Ideas of community as a social force – “being a person, but being rooted in the collective” – are strong in Motuba’s music, not merely as thematic inspiration, but as tools for her creative process. “Music isn’t just inspired by other music. It’s a response, shaped by who you are and who you speak to. I think we’re in a time that’s seeing the death of individualism and the rise of the collective, and that’s connected to how you group sounds together when you compose.”
I’m reminded of the late Mankunku Ngozi also telling me that music wasn’t just music, but “how you walk; how you greet.” Those politics are present in the themes of the tracks too: Wretched is inspired by Fanon; there’s poetry from MoAfrika Mokgathi, and an intense exploration of The Disruption of the Black Child. On the deeply personal Remember Me, inspired by the death of a close friend, “I was paying homage to her and to the history that’s happening now: friendship, community and the communal struggle for survival. The music is an echo of what’s happening now.” For Motuba, becoming a mother underlined the irrelevance of individualism: “After that, it’s never just about you.”
So Motuba isn’t much impressed by the current emphasis on musical performance as what she calls “the embarrassment of being a spectacle…Branding and becoming a product… There’s nothing for us there.” She tells of a popular Sunday newspaper that was prepared to cover the album “But ‘we don’t want to talk about the music – let’s talk about you instead’! Listen, I have important things to say without being turned into a commodity.”
Commodification isn’t the only barrier a female composer faces. Motuba previously led a group called The Trip, features in Mogorosi’s Project ELO, and currently has more work in progress with Wretched, exploring dissonance. “I landed into composing because of what I was interested in, and how I have always put songs together. The process makes me comfortable with sound and lets me move away from ‘jazz vocalist’ to be somebody who’s interrogating jazz, sound, community and identity.” She cites Asian-American improviser Jenn Shyu, trombonist Siya Makuzeni and jazz scholar Dr Lindelwa Dalamba as influences on that journey: “In different ways, they’re all speaking to those ideas.”
But from the Joburg male classical establishment she has sometimes encountered polite disinterest bordering on disbelief that a young, black, female, jazz-backgrounded composer actually exists. “That’s four strikes against me, I guess,” she says wryly. “It seems as if people look on feminism in our field as just making space for music played by women, and it stops there. Nobody’s thinking about a feminist process or content, or in how the music is presented. Those are the places we can push back against the psychic violence of ‘You really don’t count’.”
“That’s why I think Gretchen Parlato’s important as a feminist musician. She’s a strong jazz musician and you can hear her taking the decisions in the music: on articulation, phrasing, sound – those all affect the things we’re trying to say. Or when you hear an accompanist like [male pianist] Gerald Clayton. The consideration you can hear him giving to the singer and the other instrumentalists, that’s also a feminist way of working.”

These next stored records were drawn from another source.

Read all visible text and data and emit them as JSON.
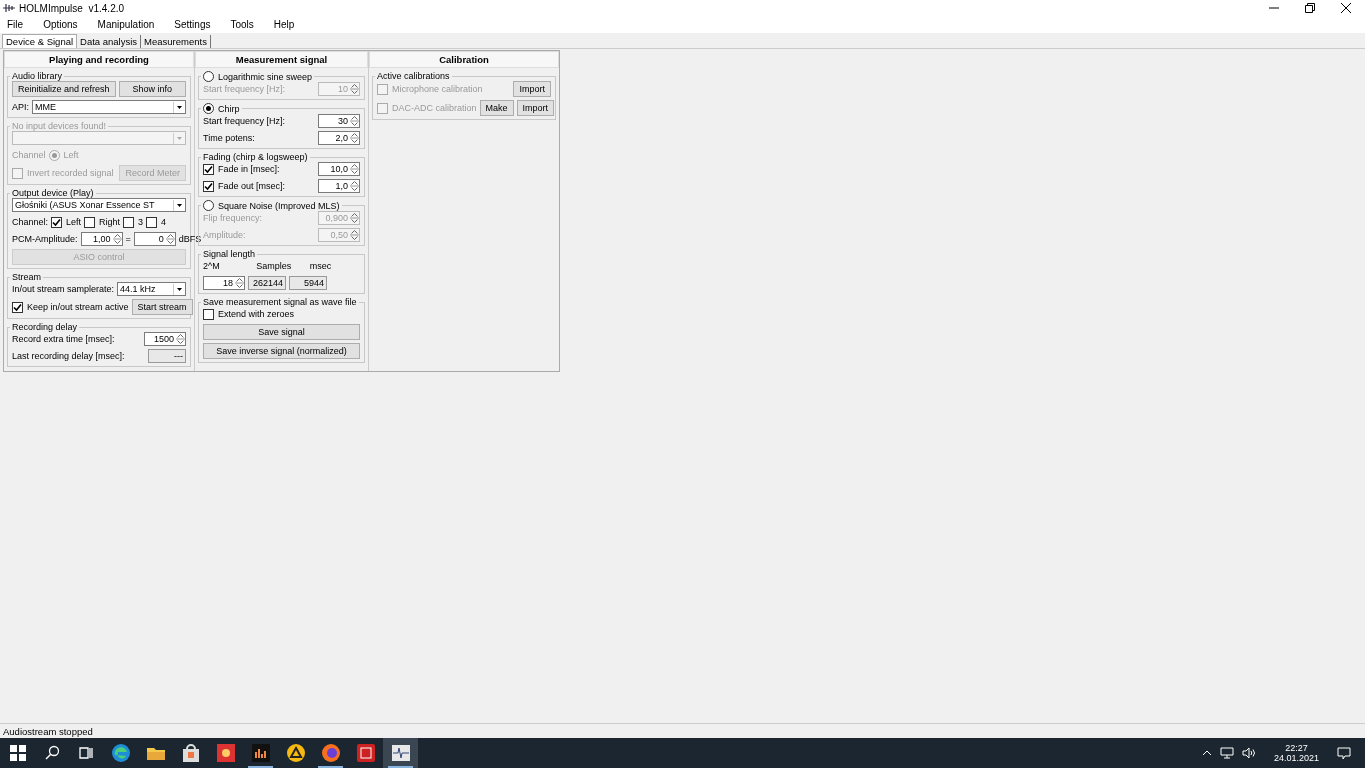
{
  "window": {
    "title": "HOLMImpulse  v1.4.2.0"
  },
  "menu": [
    "File",
    "Options",
    "Manipulation",
    "Settings",
    "Tools",
    "Help"
  ],
  "tabs": [
    {
      "label": "Device & Signal",
      "selected": true
    },
    {
      "label": "Data analysis",
      "selected": false
    },
    {
      "label": "Measurements",
      "selected": false
    }
  ],
  "panels": [
    {
      "title": "Playing and recording",
      "groups": [
        {
          "title": "Audio library",
          "disabled": false,
          "rows": [
            {
              "items": [
                {
                  "kind": "button",
                  "label": "Reinitialize and refresh",
                  "disabled": false
                },
                {
                  "kind": "button",
                  "label": "Show info",
                  "disabled": false
                }
              ]
            },
            {
              "items": [
                {
                  "kind": "label",
                  "text": "API:",
                  "disabled": false
                },
                {
                  "kind": "select",
                  "value": "MME",
                  "disabled": false
                }
              ]
            }
          ]
        },
        {
          "title": "No input devices found!",
          "disabled": true,
          "rows": [
            {
              "items": [
                {
                  "kind": "select",
                  "disabled": true
                }
              ]
            },
            {
              "items": [
                {
                  "kind": "label",
                  "text": "Channel",
                  "disabled": true
                },
                {
                  "kind": "radio",
                  "label": "Left",
                  "checked": true,
                  "disabled": true
                }
              ]
            },
            {
              "items": [
                {
                  "kind": "check",
                  "label": "Invert recorded signal",
                  "checked": false,
                  "disabled": true
                },
                {
                  "kind": "button",
                  "label": "Record Meter",
                  "disabled": true
                }
              ]
            }
          ]
        },
        {
          "title": "Output device (Play)",
          "disabled": false,
          "rows": [
            {
              "items": [
                {
                  "kind": "select",
                  "value": "Głośniki (ASUS Xonar Essence ST",
                  "disabled": false
                }
              ]
            },
            {
              "items": [
                {
                  "kind": "label",
                  "text": "Channel:",
                  "disabled": false
                },
                {
                  "kind": "check",
                  "label": "Left",
                  "checked": true,
                  "disabled": false
                },
                {
                  "kind": "check",
                  "label": "Right",
                  "checked": false,
                  "disabled": false
                },
                {
                  "kind": "check",
                  "label": "3",
                  "checked": false,
                  "disabled": false
                },
                {
                  "kind": "check",
                  "label": "4",
                  "checked": false,
                  "disabled": false
                }
              ]
            },
            {
              "items": [
                {
                  "kind": "label",
                  "text": "PCM-Amplitude:",
                  "disabled": false
                },
                {
                  "kind": "spin",
                  "value": "1,00",
                  "disabled": false
                },
                {
                  "kind": "label",
                  "text": "=",
                  "disabled": false
                },
                {
                  "kind": "spin",
                  "value": "0",
                  "disabled": false
                },
                {
                  "kind": "label",
                  "text": "dBFS",
                  "disabled": false
                }
              ]
            },
            {
              "items": [
                {
                  "kind": "button",
                  "label": "ASIO control",
                  "disabled": true
                }
              ]
            }
          ]
        },
        {
          "title": "Stream",
          "disabled": false,
          "rows": [
            {
              "items": [
                {
                  "kind": "label",
                  "text": "In/out stream samplerate:",
                  "disabled": false
                },
                {
                  "kind": "select",
                  "value": "44.1 kHz",
                  "disabled": false
                }
              ]
            },
            {
              "items": [
                {
                  "kind": "check",
                  "label": "Keep in/out stream active",
                  "checked": true,
                  "disabled": false
                },
                {
                  "kind": "button",
                  "label": "Start stream",
                  "disabled": false
                }
              ]
            }
          ]
        },
        {
          "title": "Recording delay",
          "disabled": false,
          "rows": [
            {
              "items": [
                {
                  "kind": "label",
                  "text": "Record extra time [msec]:",
                  "disabled": false
                },
                {
                  "kind": "spin",
                  "value": "1500",
                  "disabled": false
                }
              ]
            },
            {
              "items": [
                {
                  "kind": "label",
                  "text": "Last recording delay [msec]:",
                  "disabled": false
                },
                {
                  "kind": "readonly",
                  "value": "---"
                }
              ]
            }
          ]
        }
      ]
    },
    {
      "title": "Measurement signal",
      "groups": [
        {
          "title": "Logarithmic sine sweep",
          "selected": false,
          "disabled": false,
          "rows": [
            {
              "items": [
                {
                  "kind": "label",
                  "text": "Start frequency [Hz]:",
                  "disabled": true
                },
                {
                  "kind": "spin",
                  "value": "10",
                  "disabled": true
                }
              ]
            }
          ]
        },
        {
          "title": "Chirp",
          "selected": true,
          "disabled": false,
          "rows": [
            {
              "items": [
                {
                  "kind": "label",
                  "text": "Start frequency [Hz]:",
                  "disabled": false
                },
                {
                  "kind": "spin",
                  "value": "30",
                  "disabled": false
                }
              ]
            },
            {
              "items": [
                {
                  "kind": "label",
                  "text": "Time potens:",
                  "disabled": false
                },
                {
                  "kind": "spin",
                  "value": "2,0",
                  "disabled": false
                }
              ]
            }
          ]
        },
        {
          "title": "Fading (chirp & logsweep)",
          "disabled": false,
          "rows": [
            {
              "items": [
                {
                  "kind": "check",
                  "label": "Fade in [msec]:",
                  "checked": true,
                  "disabled": false
                },
                {
                  "kind": "spin",
                  "value": "10,0",
                  "disabled": false
                }
              ]
            },
            {
              "items": [
                {
                  "kind": "check",
                  "label": "Fade out [msec]:",
                  "checked": true,
                  "disabled": false
                },
                {
                  "kind": "spin",
                  "value": "1,0",
                  "disabled": false
                }
              ]
            }
          ]
        },
        {
          "title": "Square Noise (Improved MLS)",
          "selected": false,
          "disabled": false,
          "rows": [
            {
              "items": [
                {
                  "kind": "label",
                  "text": "Flip frequency:",
                  "disabled": true
                },
                {
                  "kind": "spin",
                  "value": "0,900",
                  "disabled": true
                }
              ]
            },
            {
              "items": [
                {
                  "kind": "label",
                  "text": "Amplitude:",
                  "disabled": true
                },
                {
                  "kind": "spin",
                  "value": "0,50",
                  "disabled": true
                }
              ]
            }
          ]
        },
        {
          "title": "Signal length",
          "disabled": false,
          "grid": true,
          "rows": [
            {
              "items": [
                {
                  "kind": "label",
                  "text": "2^M",
                  "disabled": false
                },
                {
                  "kind": "label",
                  "text": "Samples",
                  "disabled": false
                },
                {
                  "kind": "label",
                  "text": "msec",
                  "disabled": false
                }
              ]
            },
            {
              "items": [
                {
                  "kind": "spin",
                  "value": "18",
                  "disabled": false
                },
                {
                  "kind": "readonly",
                  "value": "262144"
                },
                {
                  "kind": "readonly",
                  "value": "5944"
                }
              ]
            }
          ]
        },
        {
          "title": "Save measurement signal as wave file",
          "disabled": false,
          "rows": [
            {
              "items": [
                {
                  "kind": "check",
                  "label": "Extend with zeroes",
                  "checked": false,
                  "disabled": false
                }
              ]
            },
            {
              "items": [
                {
                  "kind": "button",
                  "label": "Save signal",
                  "disabled": false
                }
              ]
            },
            {
              "items": [
                {
                  "kind": "button",
                  "label": "Save inverse signal (normalized)",
                  "disabled": false
                }
              ]
            }
          ]
        }
      ]
    },
    {
      "title": "Calibration",
      "groups": [
        {
          "title": "Active calibrations",
          "disabled": false,
          "rows": [
            {
              "items": [
                {
                  "kind": "check",
                  "label": "Microphone calibration",
                  "checked": false,
                  "disabled": true
                },
                {
                  "kind": "button",
                  "label": "Import",
                  "disabled": false
                }
              ]
            },
            {
              "items": [
                {
                  "kind": "check",
                  "label": "DAC-ADC calibration",
                  "checked": false,
                  "disabled": true
                },
                {
                  "kind": "button",
                  "label": "Make",
                  "disabled": false
                },
                {
                  "kind": "button",
                  "label": "Import",
                  "disabled": false
                }
              ]
            }
          ]
        }
      ]
    }
  ],
  "status_bar": "Audiostream stopped",
  "taskbar": {
    "apps": [
      {
        "kind": "browser",
        "running": false,
        "selected": false
      },
      {
        "kind": "folder",
        "running": false,
        "selected": false
      },
      {
        "kind": "bag",
        "running": false,
        "selected": false
      },
      {
        "kind": "redtile",
        "running": false,
        "selected": false
      },
      {
        "kind": "bars",
        "running": true,
        "selected": false
      },
      {
        "kind": "triangle",
        "running": false,
        "selected": false
      },
      {
        "kind": "fox",
        "running": true,
        "selected": false
      },
      {
        "kind": "redbox",
        "running": false,
        "selected": false
      },
      {
        "kind": "wave",
        "running": true,
        "selected": true
      }
    ],
    "time": "22:27",
    "date": "24.01.2021"
  }
}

Tefiti isn’t a predictably sweet album of voice and strings. There’s slow, quiet beauty and delicacy, but it lives alongside righteous anger, sadness and relentless pulses in the narratives that unfold. Rather than classical ornamentation, the strings often create that most African of musical patterns: groove. And the voice – make no mistake, it’s a beautiful voice – surges and recedes like the tide, moving through the spaces created by strings and rhythm: sometimes in the lead, often one strand in an intriguing sonic weave. Like they say, Motho ke motho…